(Recorded data)
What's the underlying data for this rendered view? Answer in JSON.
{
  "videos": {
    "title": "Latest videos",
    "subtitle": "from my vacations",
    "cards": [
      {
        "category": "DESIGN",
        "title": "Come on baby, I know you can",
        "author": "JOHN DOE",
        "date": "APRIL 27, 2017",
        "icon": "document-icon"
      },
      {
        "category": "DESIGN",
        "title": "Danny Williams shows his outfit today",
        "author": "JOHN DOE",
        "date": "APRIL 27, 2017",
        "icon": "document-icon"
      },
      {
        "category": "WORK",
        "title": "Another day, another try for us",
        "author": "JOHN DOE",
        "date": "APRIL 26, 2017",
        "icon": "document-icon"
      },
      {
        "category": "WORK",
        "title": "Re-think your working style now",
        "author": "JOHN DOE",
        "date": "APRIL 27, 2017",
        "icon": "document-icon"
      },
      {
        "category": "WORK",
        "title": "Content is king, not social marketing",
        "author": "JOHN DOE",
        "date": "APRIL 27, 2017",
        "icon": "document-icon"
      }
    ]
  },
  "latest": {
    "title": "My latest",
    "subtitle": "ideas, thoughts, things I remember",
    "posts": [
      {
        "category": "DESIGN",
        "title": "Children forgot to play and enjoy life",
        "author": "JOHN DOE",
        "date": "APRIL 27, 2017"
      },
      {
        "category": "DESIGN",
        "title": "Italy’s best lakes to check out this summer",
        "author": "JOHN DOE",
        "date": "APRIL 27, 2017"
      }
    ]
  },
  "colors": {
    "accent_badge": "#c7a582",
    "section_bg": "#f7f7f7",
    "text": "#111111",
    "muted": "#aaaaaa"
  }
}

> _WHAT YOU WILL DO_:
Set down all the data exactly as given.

> _ANSWER FOR THIS EXERCISE_:
What's the underlying data for this rendered view? Answer in JSON.
{
  "videos": {
    "title": "Latest videos",
    "subtitle": "from my vacations",
    "cards": [
      {
        "category": "DESIGN",
        "title": "Come on baby, I know you can",
        "author": "JOHN DOE",
        "date": "APRIL 27, 2017",
        "icon": "document-icon"
      },
      {
        "category": "DESIGN",
        "title": "Danny Williams shows his outfit today",
        "author": "JOHN DOE",
        "date": "APRIL 27, 2017",
        "icon": "document-icon"
      },
      {
        "category": "WORK",
        "title": "Another day, another try for us",
        "author": "JOHN DOE",
        "date": "APRIL 26, 2017",
        "icon": "document-icon"
      },
      {
        "category": "WORK",
        "title": "Re-think your working style now",
        "author": "JOHN DOE",
        "date": "APRIL 27, 2017",
        "icon": "document-icon"
      },
      {
        "category": "WORK",
        "title": "Content is king, not social marketing",
        "author": "JOHN DOE",
        "date": "APRIL 27, 2017",
        "icon": "document-icon"
      }
    ]
  },
  "latest": {
    "title": "My latest",
    "subtitle": "ideas, thoughts, things I remember",
    "posts": [
      {
        "category": "DESIGN",
        "title": "Children forgot to play and enjoy life",
        "author": "JOHN DOE",
        "date": "APRIL 27, 2017"
      },
      {
        "category": "DESIGN",
        "title": "Italy’s best lakes to check out this summer",
        "author": "JOHN DOE",
        "date": "APRIL 27, 2017"
      }
    ]
  },
  "colors": {
    "accent_badge": "#c7a582",
    "section_bg": "#f7f7f7",
    "text": "#111111",
    "muted": "#aaaaaa"
  }
}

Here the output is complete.